*Assignment*. Repeat the entries below exactly. Drop the pictures.
[[ Exercise data, beginning ]]
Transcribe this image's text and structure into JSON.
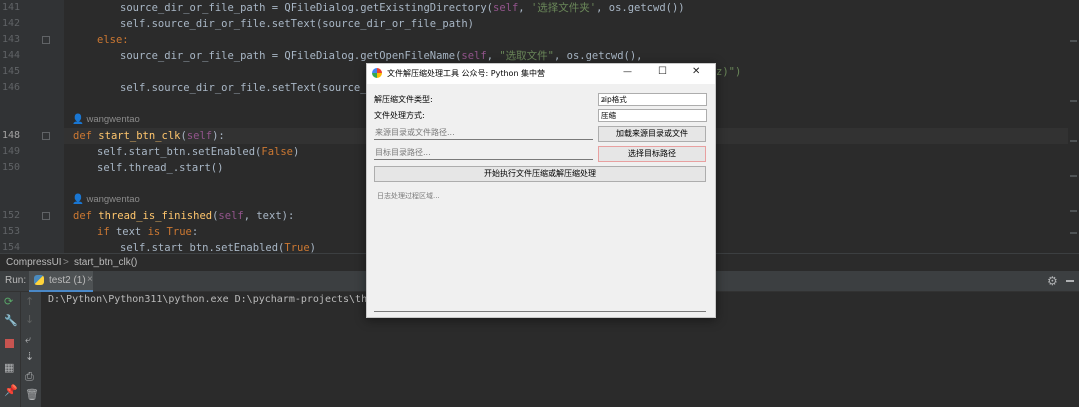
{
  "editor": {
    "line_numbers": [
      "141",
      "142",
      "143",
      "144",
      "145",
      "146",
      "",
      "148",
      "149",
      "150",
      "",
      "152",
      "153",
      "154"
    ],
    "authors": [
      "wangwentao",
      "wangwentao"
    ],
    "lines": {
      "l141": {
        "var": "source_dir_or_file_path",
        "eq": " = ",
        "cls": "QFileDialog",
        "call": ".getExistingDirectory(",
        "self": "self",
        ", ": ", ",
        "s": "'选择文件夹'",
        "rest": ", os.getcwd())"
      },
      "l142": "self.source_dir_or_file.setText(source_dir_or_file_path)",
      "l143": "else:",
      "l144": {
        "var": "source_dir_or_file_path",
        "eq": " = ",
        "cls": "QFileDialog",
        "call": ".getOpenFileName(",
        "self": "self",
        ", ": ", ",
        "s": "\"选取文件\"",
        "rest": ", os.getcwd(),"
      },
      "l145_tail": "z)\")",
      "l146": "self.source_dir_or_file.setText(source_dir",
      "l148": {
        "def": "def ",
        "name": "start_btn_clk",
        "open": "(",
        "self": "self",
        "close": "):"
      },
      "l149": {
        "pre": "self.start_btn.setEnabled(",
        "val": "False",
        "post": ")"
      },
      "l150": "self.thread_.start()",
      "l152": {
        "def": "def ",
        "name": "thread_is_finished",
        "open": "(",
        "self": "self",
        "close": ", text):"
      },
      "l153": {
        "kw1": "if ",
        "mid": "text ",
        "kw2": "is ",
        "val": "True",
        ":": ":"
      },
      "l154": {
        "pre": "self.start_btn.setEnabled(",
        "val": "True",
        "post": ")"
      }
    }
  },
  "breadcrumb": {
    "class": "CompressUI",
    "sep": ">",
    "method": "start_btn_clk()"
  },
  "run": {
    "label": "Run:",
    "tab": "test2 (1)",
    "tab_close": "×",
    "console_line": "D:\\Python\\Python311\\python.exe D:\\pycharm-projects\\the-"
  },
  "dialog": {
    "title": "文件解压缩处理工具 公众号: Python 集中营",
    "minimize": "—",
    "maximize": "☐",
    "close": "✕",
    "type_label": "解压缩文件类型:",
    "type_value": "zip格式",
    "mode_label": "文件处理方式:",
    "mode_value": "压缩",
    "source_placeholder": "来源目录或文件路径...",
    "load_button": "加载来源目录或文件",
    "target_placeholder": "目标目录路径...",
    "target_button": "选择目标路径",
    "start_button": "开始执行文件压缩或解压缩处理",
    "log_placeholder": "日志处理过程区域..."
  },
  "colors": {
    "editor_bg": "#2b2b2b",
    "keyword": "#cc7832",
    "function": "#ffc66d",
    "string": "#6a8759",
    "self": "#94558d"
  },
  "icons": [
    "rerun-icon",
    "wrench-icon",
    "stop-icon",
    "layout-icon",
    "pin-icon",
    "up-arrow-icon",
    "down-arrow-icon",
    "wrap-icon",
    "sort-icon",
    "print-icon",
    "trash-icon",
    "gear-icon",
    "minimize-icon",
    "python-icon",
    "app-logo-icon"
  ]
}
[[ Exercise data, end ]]
*Answer space*.
Transcribe this image's text and structure into JSON.
{
  "editor": {
    "line_numbers": [
      "141",
      "142",
      "143",
      "144",
      "145",
      "146",
      "",
      "148",
      "149",
      "150",
      "",
      "152",
      "153",
      "154"
    ],
    "authors": [
      "wangwentao",
      "wangwentao"
    ],
    "lines": {
      "l141": {
        "var": "source_dir_or_file_path",
        "eq": " = ",
        "cls": "QFileDialog",
        "call": ".getExistingDirectory(",
        "self": "self",
        ", ": ", ",
        "s": "'选择文件夹'",
        "rest": ", os.getcwd())"
      },
      "l142": "self.source_dir_or_file.setText(source_dir_or_file_path)",
      "l143": "else:",
      "l144": {
        "var": "source_dir_or_file_path",
        "eq": " = ",
        "cls": "QFileDialog",
        "call": ".getOpenFileName(",
        "self": "self",
        ", ": ", ",
        "s": "\"选取文件\"",
        "rest": ", os.getcwd(),"
      },
      "l145_tail": "z)\")",
      "l146": "self.source_dir_or_file.setText(source_dir",
      "l148": {
        "def": "def ",
        "name": "start_btn_clk",
        "open": "(",
        "self": "self",
        "close": "):"
      },
      "l149": {
        "pre": "self.start_btn.setEnabled(",
        "val": "False",
        "post": ")"
      },
      "l150": "self.thread_.start()",
      "l152": {
        "def": "def ",
        "name": "thread_is_finished",
        "open": "(",
        "self": "self",
        "close": ", text):"
      },
      "l153": {
        "kw1": "if ",
        "mid": "text ",
        "kw2": "is ",
        "val": "True",
        ":": ":"
      },
      "l154": {
        "pre": "self.start_btn.setEnabled(",
        "val": "True",
        "post": ")"
      }
    }
  },
  "breadcrumb": {
    "class": "CompressUI",
    "sep": ">",
    "method": "start_btn_clk()"
  },
  "run": {
    "label": "Run:",
    "tab": "test2 (1)",
    "tab_close": "×",
    "console_line": "D:\\Python\\Python311\\python.exe D:\\pycharm-projects\\the-"
  },
  "dialog": {
    "title": "文件解压缩处理工具 公众号: Python 集中营",
    "minimize": "—",
    "maximize": "☐",
    "close": "✕",
    "type_label": "解压缩文件类型:",
    "type_value": "zip格式",
    "mode_label": "文件处理方式:",
    "mode_value": "压缩",
    "source_placeholder": "来源目录或文件路径...",
    "load_button": "加载来源目录或文件",
    "target_placeholder": "目标目录路径...",
    "target_button": "选择目标路径",
    "start_button": "开始执行文件压缩或解压缩处理",
    "log_placeholder": "日志处理过程区域..."
  },
  "colors": {
    "editor_bg": "#2b2b2b",
    "keyword": "#cc7832",
    "function": "#ffc66d",
    "string": "#6a8759",
    "self": "#94558d"
  },
  "icons": [
    "rerun-icon",
    "wrench-icon",
    "stop-icon",
    "layout-icon",
    "pin-icon",
    "up-arrow-icon",
    "down-arrow-icon",
    "wrap-icon",
    "sort-icon",
    "print-icon",
    "trash-icon",
    "gear-icon",
    "minimize-icon",
    "python-icon",
    "app-logo-icon"
  ]
}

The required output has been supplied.